They said while they heard the complaints of the citizens, their hands were tied.
Councilman Mike Jordan pointed out that the first mailing detailing the project was sent out back in April 2020 — nine months before the project design approval.
“To me, the key issue here is when is a material moment for this project and what did we do at that time?” he said. “It’s apparent to me that we did a mailing almost a year before that, but we didn’t do a mailing right before the key approval time where somebody could sit up and take notice, and if they didn’t like it, they would see they had 10 days only and not miss that.”
Both Councilman Jordan and Councilman Eric Friedman said during the meeting that they are committed to working in their respective committees on the issue of sending notices.
Councilwoman Kristen Sneddon said she feels “so strongly that the public is not fully informed unless there are story poles” to detail the real height and visual impact of the building. She cited that renderings can scale the size from what direction it’s being looked at, and buildings can look taller or smaller or other buildings can be faded out or trees can be removed.
Councilwoman Sneddon also spoke to the importance of making the minutes accurate and clear, saying, “A lot of people don’t have time to sit there and watch hours of meetings and pinpoint exactly the moment when something is announced.”
She said clarity is especially important if minutes aren’t published until weeks later.
The councilwoman added that the fact that the ABR’s final approval even has the option to be appealed is a “flaw in the process,” since nothing can really be changed about the project itself at that point.
Mayor Cathy Murillo concluded the discussion by noting that some of the neighbors were involved in the meetings back in spring 2020, so it’s “not as if people weren’t engaged.
“This is a quasi-judicial proceeding, and it’s regulated by our municipal code and ordinances.
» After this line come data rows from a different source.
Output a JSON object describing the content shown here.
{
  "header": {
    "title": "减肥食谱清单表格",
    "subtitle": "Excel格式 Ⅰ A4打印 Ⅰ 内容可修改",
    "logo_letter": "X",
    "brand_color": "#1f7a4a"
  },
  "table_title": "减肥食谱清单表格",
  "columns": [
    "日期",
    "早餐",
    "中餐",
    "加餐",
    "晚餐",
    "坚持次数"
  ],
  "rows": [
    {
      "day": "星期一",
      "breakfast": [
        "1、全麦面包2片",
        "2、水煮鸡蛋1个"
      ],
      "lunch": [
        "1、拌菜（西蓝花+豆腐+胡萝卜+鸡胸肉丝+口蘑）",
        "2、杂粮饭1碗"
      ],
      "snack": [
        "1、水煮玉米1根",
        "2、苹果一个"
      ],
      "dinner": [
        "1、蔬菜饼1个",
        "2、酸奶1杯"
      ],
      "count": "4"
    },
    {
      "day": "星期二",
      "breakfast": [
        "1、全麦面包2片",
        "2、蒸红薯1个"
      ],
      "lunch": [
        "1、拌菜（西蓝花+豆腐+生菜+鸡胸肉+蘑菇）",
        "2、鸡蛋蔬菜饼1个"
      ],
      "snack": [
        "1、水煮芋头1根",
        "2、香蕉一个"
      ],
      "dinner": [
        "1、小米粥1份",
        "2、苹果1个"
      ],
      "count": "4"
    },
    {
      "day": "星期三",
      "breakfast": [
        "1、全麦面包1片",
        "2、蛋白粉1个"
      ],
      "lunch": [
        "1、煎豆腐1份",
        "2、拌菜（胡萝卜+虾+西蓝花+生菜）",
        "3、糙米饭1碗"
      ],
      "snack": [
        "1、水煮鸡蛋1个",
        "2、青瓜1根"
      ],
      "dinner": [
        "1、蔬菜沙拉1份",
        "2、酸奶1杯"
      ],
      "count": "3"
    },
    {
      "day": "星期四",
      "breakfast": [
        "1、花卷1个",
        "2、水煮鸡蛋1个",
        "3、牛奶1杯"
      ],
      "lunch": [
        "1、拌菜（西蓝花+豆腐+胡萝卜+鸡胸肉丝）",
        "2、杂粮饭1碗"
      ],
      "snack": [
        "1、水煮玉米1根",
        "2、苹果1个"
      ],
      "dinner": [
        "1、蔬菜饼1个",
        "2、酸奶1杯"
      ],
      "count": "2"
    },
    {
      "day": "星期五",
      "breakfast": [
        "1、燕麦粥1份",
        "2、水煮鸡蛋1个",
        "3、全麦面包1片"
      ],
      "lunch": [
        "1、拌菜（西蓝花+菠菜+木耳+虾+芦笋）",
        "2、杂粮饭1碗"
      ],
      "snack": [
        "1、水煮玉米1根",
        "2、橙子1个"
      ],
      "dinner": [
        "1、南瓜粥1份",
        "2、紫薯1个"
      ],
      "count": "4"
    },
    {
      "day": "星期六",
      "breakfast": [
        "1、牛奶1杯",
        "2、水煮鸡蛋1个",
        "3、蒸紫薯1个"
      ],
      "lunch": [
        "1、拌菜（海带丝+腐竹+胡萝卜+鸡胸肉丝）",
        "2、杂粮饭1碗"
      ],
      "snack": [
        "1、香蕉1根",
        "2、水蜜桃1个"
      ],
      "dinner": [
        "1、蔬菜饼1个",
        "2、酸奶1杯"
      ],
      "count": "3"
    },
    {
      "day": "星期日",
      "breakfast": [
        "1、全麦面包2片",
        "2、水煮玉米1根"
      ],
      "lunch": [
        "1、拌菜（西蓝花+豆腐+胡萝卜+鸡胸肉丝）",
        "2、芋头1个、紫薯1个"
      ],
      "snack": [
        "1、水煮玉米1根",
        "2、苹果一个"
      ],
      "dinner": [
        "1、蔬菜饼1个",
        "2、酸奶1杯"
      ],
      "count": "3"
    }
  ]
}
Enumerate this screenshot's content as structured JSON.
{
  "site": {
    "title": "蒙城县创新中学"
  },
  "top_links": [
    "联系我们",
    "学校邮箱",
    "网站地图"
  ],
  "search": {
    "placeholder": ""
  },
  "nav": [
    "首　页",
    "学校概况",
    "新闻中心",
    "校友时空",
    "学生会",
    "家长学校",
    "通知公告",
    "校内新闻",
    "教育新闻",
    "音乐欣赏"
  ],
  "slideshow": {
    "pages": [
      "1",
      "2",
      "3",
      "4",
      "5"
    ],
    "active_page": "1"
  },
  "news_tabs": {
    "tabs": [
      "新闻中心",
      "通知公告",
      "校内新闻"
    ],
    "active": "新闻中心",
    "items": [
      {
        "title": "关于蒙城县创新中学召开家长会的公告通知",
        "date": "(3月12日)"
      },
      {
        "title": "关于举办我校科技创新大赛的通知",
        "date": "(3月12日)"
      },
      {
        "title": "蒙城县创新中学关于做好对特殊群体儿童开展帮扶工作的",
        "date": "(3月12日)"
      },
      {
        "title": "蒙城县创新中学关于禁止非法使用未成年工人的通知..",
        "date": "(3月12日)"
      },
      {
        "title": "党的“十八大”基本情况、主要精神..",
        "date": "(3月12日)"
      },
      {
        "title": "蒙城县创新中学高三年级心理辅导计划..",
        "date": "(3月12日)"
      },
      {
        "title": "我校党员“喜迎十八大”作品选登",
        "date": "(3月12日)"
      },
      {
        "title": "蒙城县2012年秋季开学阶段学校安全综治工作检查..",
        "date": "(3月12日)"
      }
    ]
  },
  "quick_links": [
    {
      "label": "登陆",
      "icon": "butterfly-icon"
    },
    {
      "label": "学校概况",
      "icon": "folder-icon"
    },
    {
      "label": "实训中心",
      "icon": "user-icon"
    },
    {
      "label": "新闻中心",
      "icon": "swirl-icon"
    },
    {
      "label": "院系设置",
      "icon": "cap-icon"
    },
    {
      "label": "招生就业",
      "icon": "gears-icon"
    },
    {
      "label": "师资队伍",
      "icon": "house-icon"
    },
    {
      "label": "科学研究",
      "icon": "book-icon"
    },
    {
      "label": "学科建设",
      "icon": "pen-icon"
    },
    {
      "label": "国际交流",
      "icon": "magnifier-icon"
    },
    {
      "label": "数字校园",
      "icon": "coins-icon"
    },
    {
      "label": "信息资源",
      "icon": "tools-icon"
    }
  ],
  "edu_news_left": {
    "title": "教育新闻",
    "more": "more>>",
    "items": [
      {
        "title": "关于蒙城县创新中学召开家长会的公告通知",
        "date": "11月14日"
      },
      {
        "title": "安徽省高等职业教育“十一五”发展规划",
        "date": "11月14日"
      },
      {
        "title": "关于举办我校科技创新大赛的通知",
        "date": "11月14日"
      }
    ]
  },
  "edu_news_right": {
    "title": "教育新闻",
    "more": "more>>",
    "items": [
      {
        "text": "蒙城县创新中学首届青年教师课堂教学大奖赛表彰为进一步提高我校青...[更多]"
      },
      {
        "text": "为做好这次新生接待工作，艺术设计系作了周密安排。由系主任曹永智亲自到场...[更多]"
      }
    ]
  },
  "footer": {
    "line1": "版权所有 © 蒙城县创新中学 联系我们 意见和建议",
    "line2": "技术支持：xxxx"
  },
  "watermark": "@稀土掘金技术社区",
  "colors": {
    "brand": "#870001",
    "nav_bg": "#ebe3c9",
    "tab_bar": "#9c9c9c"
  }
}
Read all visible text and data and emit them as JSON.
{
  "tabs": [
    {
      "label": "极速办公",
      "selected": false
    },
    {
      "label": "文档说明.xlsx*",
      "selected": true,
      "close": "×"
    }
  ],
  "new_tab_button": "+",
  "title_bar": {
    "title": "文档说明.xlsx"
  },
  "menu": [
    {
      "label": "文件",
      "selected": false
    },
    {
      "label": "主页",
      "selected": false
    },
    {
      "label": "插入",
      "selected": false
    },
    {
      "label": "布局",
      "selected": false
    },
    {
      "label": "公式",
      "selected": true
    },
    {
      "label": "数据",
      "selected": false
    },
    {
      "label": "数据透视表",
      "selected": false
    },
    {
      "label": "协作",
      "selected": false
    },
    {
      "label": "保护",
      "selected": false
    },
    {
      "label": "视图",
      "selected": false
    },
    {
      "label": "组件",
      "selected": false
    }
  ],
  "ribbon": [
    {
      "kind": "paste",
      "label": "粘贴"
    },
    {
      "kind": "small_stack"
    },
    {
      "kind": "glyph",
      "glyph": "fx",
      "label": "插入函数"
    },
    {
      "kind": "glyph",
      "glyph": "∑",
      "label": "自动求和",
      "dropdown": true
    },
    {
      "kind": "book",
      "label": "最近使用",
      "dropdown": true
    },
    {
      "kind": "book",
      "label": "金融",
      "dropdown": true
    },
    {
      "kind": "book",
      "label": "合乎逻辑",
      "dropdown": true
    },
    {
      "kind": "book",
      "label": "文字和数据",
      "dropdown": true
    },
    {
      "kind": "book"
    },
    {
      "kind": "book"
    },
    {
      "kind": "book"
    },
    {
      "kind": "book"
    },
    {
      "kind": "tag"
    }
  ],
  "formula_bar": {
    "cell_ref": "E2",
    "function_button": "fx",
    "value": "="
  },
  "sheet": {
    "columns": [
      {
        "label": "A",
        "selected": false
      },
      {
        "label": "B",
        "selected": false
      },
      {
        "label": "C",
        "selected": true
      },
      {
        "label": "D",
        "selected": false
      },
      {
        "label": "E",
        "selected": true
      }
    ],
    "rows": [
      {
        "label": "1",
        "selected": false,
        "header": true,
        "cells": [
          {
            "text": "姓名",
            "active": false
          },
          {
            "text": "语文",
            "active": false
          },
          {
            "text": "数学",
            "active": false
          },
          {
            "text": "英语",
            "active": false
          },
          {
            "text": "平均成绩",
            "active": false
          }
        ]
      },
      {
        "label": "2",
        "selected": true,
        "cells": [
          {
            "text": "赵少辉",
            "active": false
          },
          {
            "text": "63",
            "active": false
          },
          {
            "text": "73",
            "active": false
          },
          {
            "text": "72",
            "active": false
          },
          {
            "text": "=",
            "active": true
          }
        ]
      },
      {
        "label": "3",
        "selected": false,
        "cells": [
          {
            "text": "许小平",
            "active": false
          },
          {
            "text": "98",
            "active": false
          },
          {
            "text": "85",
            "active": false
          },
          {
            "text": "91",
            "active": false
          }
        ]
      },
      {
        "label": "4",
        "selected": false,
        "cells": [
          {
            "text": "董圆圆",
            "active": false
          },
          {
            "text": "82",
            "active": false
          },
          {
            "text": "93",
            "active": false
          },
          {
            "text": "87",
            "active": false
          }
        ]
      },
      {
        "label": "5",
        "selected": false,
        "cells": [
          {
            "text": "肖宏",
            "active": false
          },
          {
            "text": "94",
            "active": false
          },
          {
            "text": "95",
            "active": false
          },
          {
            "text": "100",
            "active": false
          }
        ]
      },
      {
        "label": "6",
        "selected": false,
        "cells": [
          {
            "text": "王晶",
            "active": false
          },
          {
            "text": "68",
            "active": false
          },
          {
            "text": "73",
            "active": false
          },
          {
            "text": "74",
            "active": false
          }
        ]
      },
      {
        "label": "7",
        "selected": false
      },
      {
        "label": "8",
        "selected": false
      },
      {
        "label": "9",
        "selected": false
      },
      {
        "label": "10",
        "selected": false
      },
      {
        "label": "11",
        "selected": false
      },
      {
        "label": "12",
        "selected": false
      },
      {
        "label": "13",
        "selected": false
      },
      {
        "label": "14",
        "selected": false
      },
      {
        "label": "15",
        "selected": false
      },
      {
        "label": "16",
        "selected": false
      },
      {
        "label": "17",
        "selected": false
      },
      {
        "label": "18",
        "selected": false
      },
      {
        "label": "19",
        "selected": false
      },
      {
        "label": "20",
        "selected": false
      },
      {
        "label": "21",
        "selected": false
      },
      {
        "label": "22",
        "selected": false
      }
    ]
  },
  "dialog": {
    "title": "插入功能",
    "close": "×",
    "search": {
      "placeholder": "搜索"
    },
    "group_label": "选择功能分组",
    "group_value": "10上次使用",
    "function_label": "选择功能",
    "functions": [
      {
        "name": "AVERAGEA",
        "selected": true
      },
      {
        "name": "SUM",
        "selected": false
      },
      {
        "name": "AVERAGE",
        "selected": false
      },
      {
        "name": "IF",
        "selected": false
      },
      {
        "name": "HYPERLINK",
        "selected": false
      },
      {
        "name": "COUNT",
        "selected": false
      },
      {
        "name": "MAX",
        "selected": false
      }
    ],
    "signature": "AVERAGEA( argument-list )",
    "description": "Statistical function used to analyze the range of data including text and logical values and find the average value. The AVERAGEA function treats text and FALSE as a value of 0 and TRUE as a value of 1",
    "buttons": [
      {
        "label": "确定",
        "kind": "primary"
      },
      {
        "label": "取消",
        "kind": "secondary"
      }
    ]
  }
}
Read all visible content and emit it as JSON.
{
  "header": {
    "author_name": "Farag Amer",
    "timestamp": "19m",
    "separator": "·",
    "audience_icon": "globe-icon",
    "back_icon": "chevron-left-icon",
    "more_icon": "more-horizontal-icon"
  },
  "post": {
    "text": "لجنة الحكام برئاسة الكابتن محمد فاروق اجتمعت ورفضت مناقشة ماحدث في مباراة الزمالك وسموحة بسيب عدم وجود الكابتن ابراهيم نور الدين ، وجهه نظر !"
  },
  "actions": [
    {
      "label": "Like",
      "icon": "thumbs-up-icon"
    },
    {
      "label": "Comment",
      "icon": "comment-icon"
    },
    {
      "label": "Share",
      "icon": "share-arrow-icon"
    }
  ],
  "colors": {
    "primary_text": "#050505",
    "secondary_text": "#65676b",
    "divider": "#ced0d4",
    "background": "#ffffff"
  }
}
And we followed these technical procedures that regulate our land use decisions,” the mayor said. “The ABR is made up of people who do very careful review — I hear more complaints that they’re tough on development, so if they decided that there was no story pole needed, I have to respect that. But I am supportive of the improvements to the process.”